He went on to set up a museum-shop, where his fossil and mineral collections were open to view for a small charge, and gave lectures on geology – usually at five shillings per head.  He was a prolific collector and built up fossil and mineral collections, (sometimes of up to 500 specimens) for sale.  He also earned an income by drawing profiles, either in ink or as marble inlays. 

Watson appears never to have strayed more than 25 miles from his base in Bakewell, and as a result got to know the local geology very well.  His published sections in his 1811 book, The Strata of Derbyshire (to give it its short title!), were among the first reasonably accurate geological sections to appear in Britain. 

Set in stone

Although he drew a sketch map of the limestone districts of Derbyshire in around 1820 and an innovative circular diagram to illustrate the stratigraphic correlations in Derbyshire in c. 1825, paper, it seems, was not Watson's preferred medium for disseminating knowledge about geology.  Instead, he turned to stone.  His most famous – and beautiful – ‘publications’ take the form of cross sections presented as inlaid stone tablets. In these marble-backed plaques the strata consisted of inlaid pieces of the actual stones they were designed to represent.

His first tablet, illustrating 'A Section of a Mountain in Derbyshire', was made probably made around 1785. He went on to create more than 100 others, some illustrating geological processes such as volcanism, and others showing cross-sections of the geology in different parts of Derbyshire.

Great minds

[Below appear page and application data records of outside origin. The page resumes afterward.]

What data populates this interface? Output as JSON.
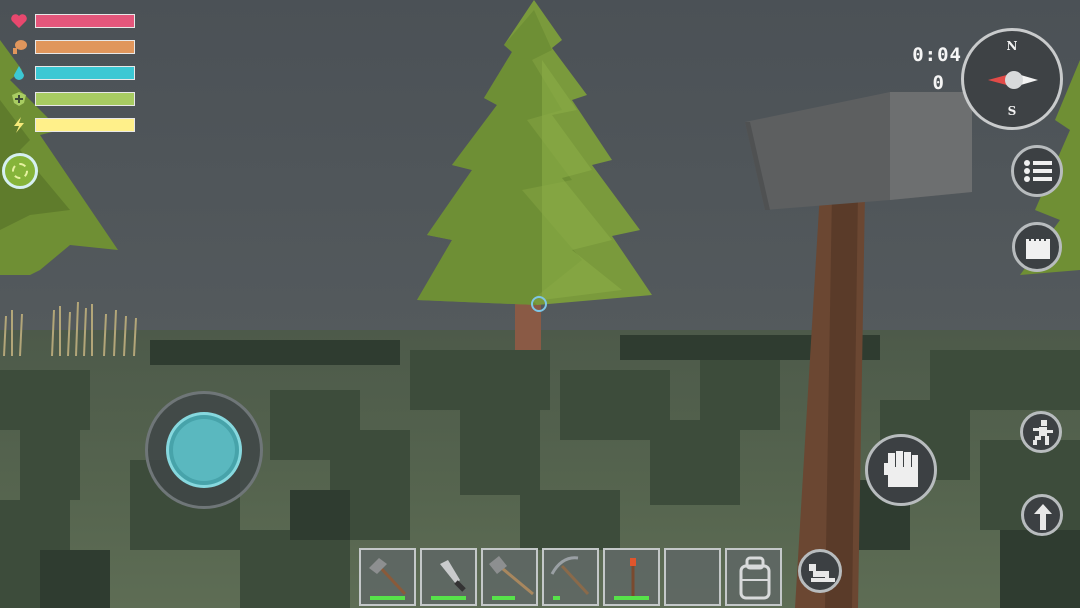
{
  "hud": {
    "stats": [
      {
        "name": "health",
        "icon": "heart-icon",
        "color": "#e4567b",
        "icon_color": "#e8486e",
        "level": 1.0
      },
      {
        "name": "hunger",
        "icon": "drumstick-icon",
        "color": "#e0965c",
        "icon_color": "#e0965c",
        "level": 1.0
      },
      {
        "name": "thirst",
        "icon": "water-drop-icon",
        "color": "#3cc8d4",
        "icon_color": "#3cc8d4",
        "level": 1.0
      },
      {
        "name": "armor",
        "icon": "shield-plus-icon",
        "color": "#a8cc62",
        "icon_color": "#a8cc62",
        "level": 1.0
      },
      {
        "name": "energy",
        "icon": "lightning-icon",
        "color": "#fff08a",
        "icon_color": "#f6ea7a",
        "level": 1.0
      }
    ],
    "status_effect_icon": "brain-icon"
  },
  "clock": {
    "time": "0:04",
    "day_count": "0"
  },
  "compass": {
    "north_label": "N",
    "south_label": "S"
  },
  "controls": {
    "menu_icon": "list-menu-icon",
    "crafting_icon": "clipboard-icon",
    "sprint_icon": "running-man-icon",
    "jump_icon": "up-arrow-icon",
    "attack_icon": "fist-icon",
    "crouch_icon": "crouch-icon",
    "joystick_icon": "joystick-icon"
  },
  "hotbar": {
    "slots": [
      {
        "item": "hammer-icon",
        "durability": 1.0
      },
      {
        "item": "knife-icon",
        "durability": 1.0
      },
      {
        "item": "axe-icon",
        "durability": 0.65
      },
      {
        "item": "pickaxe-icon",
        "durability": 0.2
      },
      {
        "item": "torch-icon",
        "durability": 1.0
      },
      {
        "item": "",
        "durability": null
      },
      {
        "item": "backpack-icon",
        "durability": null
      }
    ]
  },
  "held_item": "stone-hammer"
}
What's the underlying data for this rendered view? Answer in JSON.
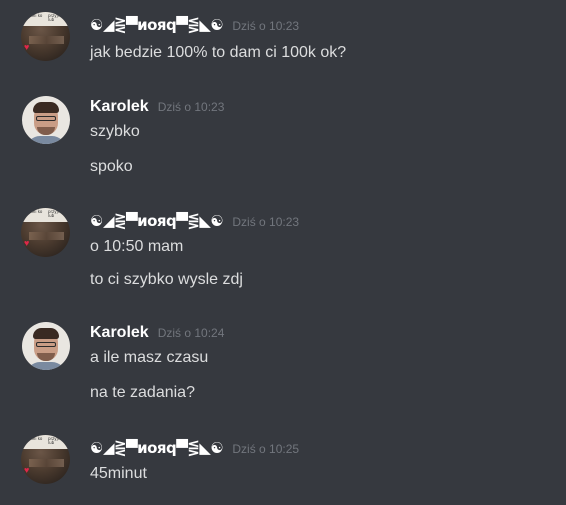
{
  "messages": [
    {
      "author": "☯◢⋛▀иояq▀⋚◣☯",
      "timestamp": "Dziś o 10:23",
      "avatar": {
        "caption_left": "Jeżeli ko",
        "caption_right": "przyjmie lub",
        "icon": "heart-icon"
      },
      "lines": [
        "jak bedzie 100% to dam ci 100k ok?"
      ]
    },
    {
      "author": "Karolek",
      "timestamp": "Dziś o 10:23",
      "lines": [
        "szybko",
        "spoko"
      ]
    },
    {
      "author": "☯◢⋛▀иояq▀⋚◣☯",
      "timestamp": "Dziś o 10:23",
      "avatar": {
        "caption_left": "Jeżeli ko",
        "caption_right": "przyjmie lub",
        "icon": "heart-icon"
      },
      "lines": [
        "o 10:50 mam",
        "to ci szybko wysle zdj"
      ]
    },
    {
      "author": "Karolek",
      "timestamp": "Dziś o 10:24",
      "lines": [
        "a ile masz czasu",
        "na te zadania?"
      ]
    },
    {
      "author": "☯◢⋛▀иояq▀⋚◣☯",
      "timestamp": "Dziś o 10:25",
      "avatar": {
        "caption_left": "Jeżeli ko",
        "caption_right": "przyjmie lub",
        "icon": "heart-icon"
      },
      "lines": [
        "45minut"
      ]
    }
  ],
  "colors": {
    "background": "#36393f",
    "username": "#ffffff",
    "timestamp": "#72767d",
    "message_text": "#dcddde",
    "heart": "#e0274a"
  }
}
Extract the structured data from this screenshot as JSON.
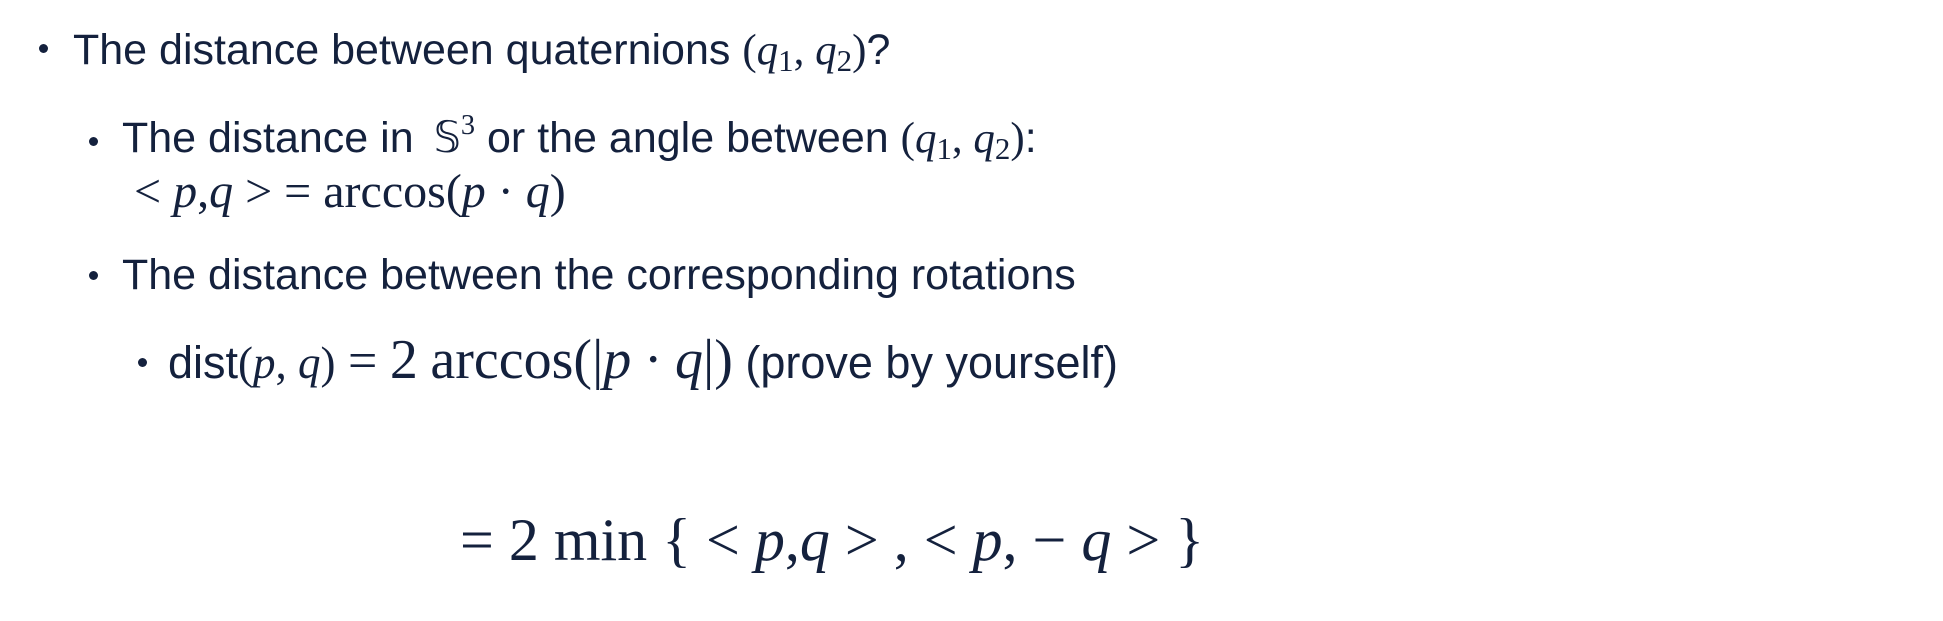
{
  "bullets": {
    "l1": {
      "text": "The distance between quaternions",
      "q1": "q",
      "q1_sub": "1",
      "q2": "q",
      "q2_sub": "2",
      "tail": "?"
    },
    "l2": {
      "text_a": "The distance in",
      "space": "𝕊",
      "space_sup": "3",
      "text_b": "or the angle between",
      "q1": "q",
      "q1_sub": "1",
      "q2": "q",
      "q2_sub": "2",
      "tail": ":"
    },
    "l2_formula": {
      "lt": "<",
      "p": "p",
      "comma": ",",
      "q": "q",
      "gt": ">",
      "eq": "=",
      "arccos": "arccos",
      "lparen": "(",
      "p2": "p",
      "dot": "·",
      "q2": "q",
      "rparen": ")"
    },
    "l3": {
      "text": "The distance between the corresponding rotations"
    },
    "l4": {
      "dist": "dist",
      "p": "p",
      "q": "q",
      "eq": "=",
      "two": "2",
      "arccos": "arccos",
      "pipe_l": "|",
      "p2": "p",
      "dot": "·",
      "q2": "q",
      "pipe_r": "|",
      "note": "(prove by yourself)"
    },
    "l5": {
      "eq": "=",
      "two": "2",
      "min": "min",
      "lbrace": "{",
      "lt1": "<",
      "p1": "p",
      "comma1": ",",
      "q1": "q",
      "gt1": ">",
      "sep": ",",
      "lt2": "<",
      "p2": "p",
      "comma2": ",",
      "minus": "−",
      "q2": "q",
      "gt2": ">",
      "rbrace": "}"
    }
  },
  "colors": {
    "text": "#14213d",
    "background": "#ffffff"
  }
}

Publications accompanying these early sections demonstrate that Watson was familiar with William Smith's principle of strata being characterised by certain fossils. But although Smith and Watson were near contemporaries, and Smith travelled widely through England, there is no evidence that the two ever met.  Nevertheless, they shared a number of personality traits.  Both enjoyed writing poetry and were full of good ideas for furthering and presenting the understanding of geology. Both were full of money-making schemes and were very hard workers in a number of different fields of enterprise.  And both were also perpetually short of money, and often had to solicit loans from relatives or employers to continue their work. 

The evidence from their archives reveals the reason why. When it came to money management and keeping accounts, both were abysmal failures!



Inspiration for this vignette comes from a meeting to celebrate the life of Trevor Ford, held in Buxton in June 2018. Sources for this text include: White Watson and his Geological Sections by Trevor Ford, Proc. Geol. Assoc. 71, pt 4, 1960, pp 349 – 363; The tablets of White Watson by Trevor Ford, Geology Today 14, no. 1, 1998, pp. 21 – 25; and The Strata of Derbyshire by White Watson, first published in 1811. I am also grateful to the collections managers at the Oxford University Museum of Natural History and the Derby Museum for images and information about the tablets in their collections.

* Nina Morgan is a geologist and science writer based near Oxford.  Her latest book, The Geology of Oxford Gravestones, is available via